To achieve that, I ended up exporting from my new WordPress system all of the blog entries that I had by now imported.  I opened the resulting XML export file in a text editor, and performed some judicious find-and-replace-all operations to get rid of those extraneous <div> tags (while keeping the important ones).  Then, I deleted all of the entries from WordPress and re-imported my edited XML file.  Unfortunately, this re-import didn’t quite work (the importer web page just hung indefinitely).  But I was eventually able to work around the problem by splitting up the XML file into about five different files, and importing them separately.

Finally, all of my old blog posts were in my new system, and in a way that looked fine without CSS hacks.  Whew!  It may have been faster to retype them all by hand.

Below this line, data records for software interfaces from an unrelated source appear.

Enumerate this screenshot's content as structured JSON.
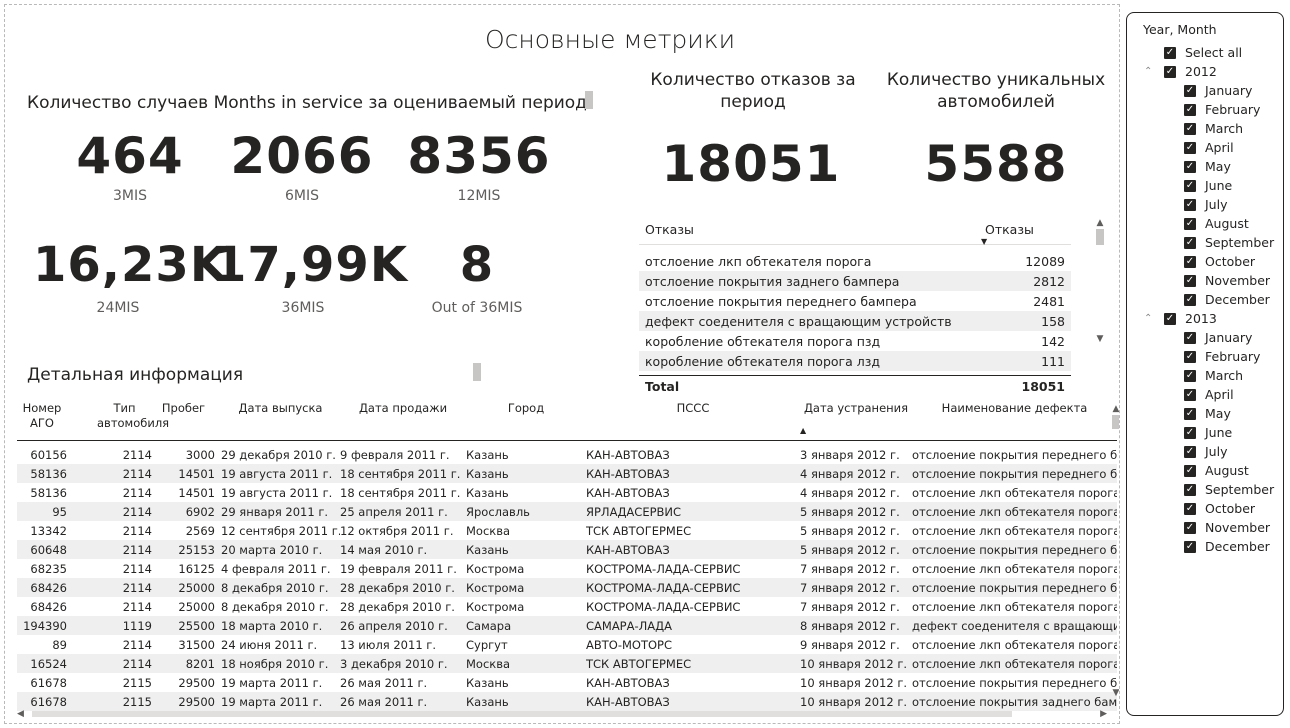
{
  "page_title": "Основные метрики",
  "mis_block": {
    "title": "Количество случаев Months in service за оцениваемый период",
    "kpis": [
      {
        "value": "464",
        "label": "3MIS"
      },
      {
        "value": "2066",
        "label": "6MIS"
      },
      {
        "value": "8356",
        "label": "12MIS"
      },
      {
        "value": "16,23K",
        "label": "24MIS"
      },
      {
        "value": "17,99K",
        "label": "36MIS"
      },
      {
        "value": "8",
        "label": "Out of 36MIS"
      }
    ]
  },
  "failures_kpi": {
    "title": "Количество отказов за период",
    "value": "18051"
  },
  "unique_cars_kpi": {
    "title": "Количество уникальных автомобилей",
    "value": "5588"
  },
  "failures_table": {
    "headers": [
      "Отказы",
      "Отказы"
    ],
    "rows": [
      {
        "name": "отслоение лкп обтекателя порога",
        "count": "12089"
      },
      {
        "name": "отслоение покрытия заднего бампера",
        "count": "2812"
      },
      {
        "name": "отслоение покрытия переднего бампера",
        "count": "2481"
      },
      {
        "name": "дефект соеденителя с вращающим устройств",
        "count": "158"
      },
      {
        "name": "коробление обтекателя порога пзд",
        "count": "142"
      },
      {
        "name": "коробление обтекателя порога лзд",
        "count": "111"
      }
    ],
    "total_label": "Total",
    "total_value": "18051"
  },
  "detail": {
    "title": "Детальная информация",
    "headers": {
      "ago": "Номер АГО",
      "type": "Тип автомобиля",
      "km": "Пробег",
      "release": "Дата выпуска",
      "sale": "Дата продажи",
      "city": "Город",
      "pscc": "ПССС",
      "fix": "Дата устранения",
      "defect": "Наименование дефекта"
    },
    "rows": [
      [
        "60156",
        "2114",
        "3000",
        "29 декабря 2010 г.",
        "9 февраля 2011 г.",
        "Казань",
        "КАН-АВТОВАЗ",
        "3 января 2012 г.",
        "отслоение покрытия переднего бам"
      ],
      [
        "58136",
        "2114",
        "14501",
        "19 августа 2011 г.",
        "18 сентября 2011 г.",
        "Казань",
        "КАН-АВТОВАЗ",
        "4 января 2012 г.",
        "отслоение покрытия переднего бам"
      ],
      [
        "58136",
        "2114",
        "14501",
        "19 августа 2011 г.",
        "18 сентября 2011 г.",
        "Казань",
        "КАН-АВТОВАЗ",
        "4 января 2012 г.",
        "отслоение лкп обтекателя порога"
      ],
      [
        "95",
        "2114",
        "6902",
        "29 января 2011 г.",
        "25 апреля 2011 г.",
        "Ярославль",
        "ЯРЛАДАСЕРВИС",
        "5 января 2012 г.",
        "отслоение лкп обтекателя порога"
      ],
      [
        "13342",
        "2114",
        "2569",
        "12 сентября 2011 г.",
        "12 октября 2011 г.",
        "Москва",
        "ТСК АВТОГЕРМЕС",
        "5 января 2012 г.",
        "отслоение лкп обтекателя порога"
      ],
      [
        "60648",
        "2114",
        "25153",
        "20 марта 2010 г.",
        "14 мая 2010 г.",
        "Казань",
        "КАН-АВТОВАЗ",
        "5 января 2012 г.",
        "отслоение покрытия переднего бам"
      ],
      [
        "68235",
        "2114",
        "16125",
        "4 февраля 2011 г.",
        "19 февраля 2011 г.",
        "Кострома",
        "КОСТРОМА-ЛАДА-СЕРВИС",
        "7 января 2012 г.",
        "отслоение лкп обтекателя порога"
      ],
      [
        "68426",
        "2114",
        "25000",
        "8 декабря 2010 г.",
        "28 декабря 2010 г.",
        "Кострома",
        "КОСТРОМА-ЛАДА-СЕРВИС",
        "7 января 2012 г.",
        "отслоение покрытия переднего бам"
      ],
      [
        "68426",
        "2114",
        "25000",
        "8 декабря 2010 г.",
        "28 декабря 2010 г.",
        "Кострома",
        "КОСТРОМА-ЛАДА-СЕРВИС",
        "7 января 2012 г.",
        "отслоение лкп обтекателя порога"
      ],
      [
        "194390",
        "1119",
        "25500",
        "18 марта 2010 г.",
        "26 апреля 2010 г.",
        "Самара",
        "САМАРА-ЛАДА",
        "8 января 2012 г.",
        "дефект соеденителя с вращающим у"
      ],
      [
        "89",
        "2114",
        "31500",
        "24 июня 2011 г.",
        "13 июля 2011 г.",
        "Сургут",
        "АВТО-МОТОРС",
        "9 января 2012 г.",
        "отслоение лкп обтекателя порога"
      ],
      [
        "16524",
        "2114",
        "8201",
        "18 ноября 2010 г.",
        "3 декабря 2010 г.",
        "Москва",
        "ТСК АВТОГЕРМЕС",
        "10 января 2012 г.",
        "отслоение лкп обтекателя порога"
      ],
      [
        "61678",
        "2115",
        "29500",
        "19 марта 2011 г.",
        "26 мая 2011 г.",
        "Казань",
        "КАН-АВТОВАЗ",
        "10 января 2012 г.",
        "отслоение покрытия переднего бам"
      ],
      [
        "61678",
        "2115",
        "29500",
        "19 марта 2011 г.",
        "26 мая 2011 г.",
        "Казань",
        "КАН-АВТОВАЗ",
        "10 января 2012 г.",
        "отслоение покрытия заднего бампе"
      ]
    ]
  },
  "slicer": {
    "title": "Year, Month",
    "select_all": "Select all",
    "years": [
      {
        "year": "2012",
        "months": [
          "January",
          "February",
          "March",
          "April",
          "May",
          "June",
          "July",
          "August",
          "September",
          "October",
          "November",
          "December"
        ]
      },
      {
        "year": "2013",
        "months": [
          "January",
          "February",
          "March",
          "April",
          "May",
          "June",
          "July",
          "August",
          "September",
          "October",
          "November",
          "December"
        ]
      }
    ],
    "check_glyph": "✓",
    "expand_glyph": "⌃"
  }
}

Let My People Design Great Products

I finally read Let My People Go Surfing because Bill Buxton told me to. Actually, he told everyone at CHI 2008 during his keynote address. I actually wrote it down and found the reference later — personal information management for the win!

In his keynote, I remember Bill saying something like, “it’s a pity about the book’s title.” The author, Yvon Chouinard, is the founder of Patagonia (the outdoor clothing company). Let My People Go Surfing is the name of Patagonia’s employee benefits package, which is not all that exciting.

The reason Bill mentioned the book to an auditorium of human-computer interaction professionals is because of its incredibly compelling chapter on product design. Chouinard’s goal is to “make the best products.” But realizing how abstract and useless that phrase is by itself, he delves much deeper and lays out an insightful “philosophy” of product design standards. Below I’ve selected the ones that also apply to software, in my view.

  • Is it functional? (“Who needs it?”)
  • Is it multifunctional? (versatility. “Do I really need a new outfit to do yoga?”)
  • Is it durable? (“The poor can’t afford to buy cheap goods.”)
  • Is it as simple as possible?
  • Is the product line simple? (“The best restaurants in the world have set menus, and the best ski slopes have already decided which skis are best for your skill level.” “The best-performing firms make a narrow range of products very well.” “Fewer parts mean less to go wrong; quality comes built in.”)
  • Is it an innovation or an invention? (“It may take thirty years to come up with an invention, but within a few years or months there can be a thousand innovations spawned from that original idea.”)
  • Does it have added value? (“We treat customers with respect.”)Is it art? (“An illustrator becomes an artist when he or she can convey the same emotion with fewer brushstrokes.”)
  • Are we designing for our core customer? (the customers who “define the state of the art”)
  • Have we done our homework? (read: usability research. “You can minimize risk by doing your research and, most of all, by testing. Testing… needs to be included in every part of [the industrial design process].” “Measure twice, cut once.”)
  • Is it timely? (“To stay ahead of the competition, our ideas have to come from as close to the source as possible.”)
  • Does it cause any unnecessary harm? (ongoing environmental assessment)

It’s always useful to read a well-informed list like this one and try to apply its insights to my own product design work.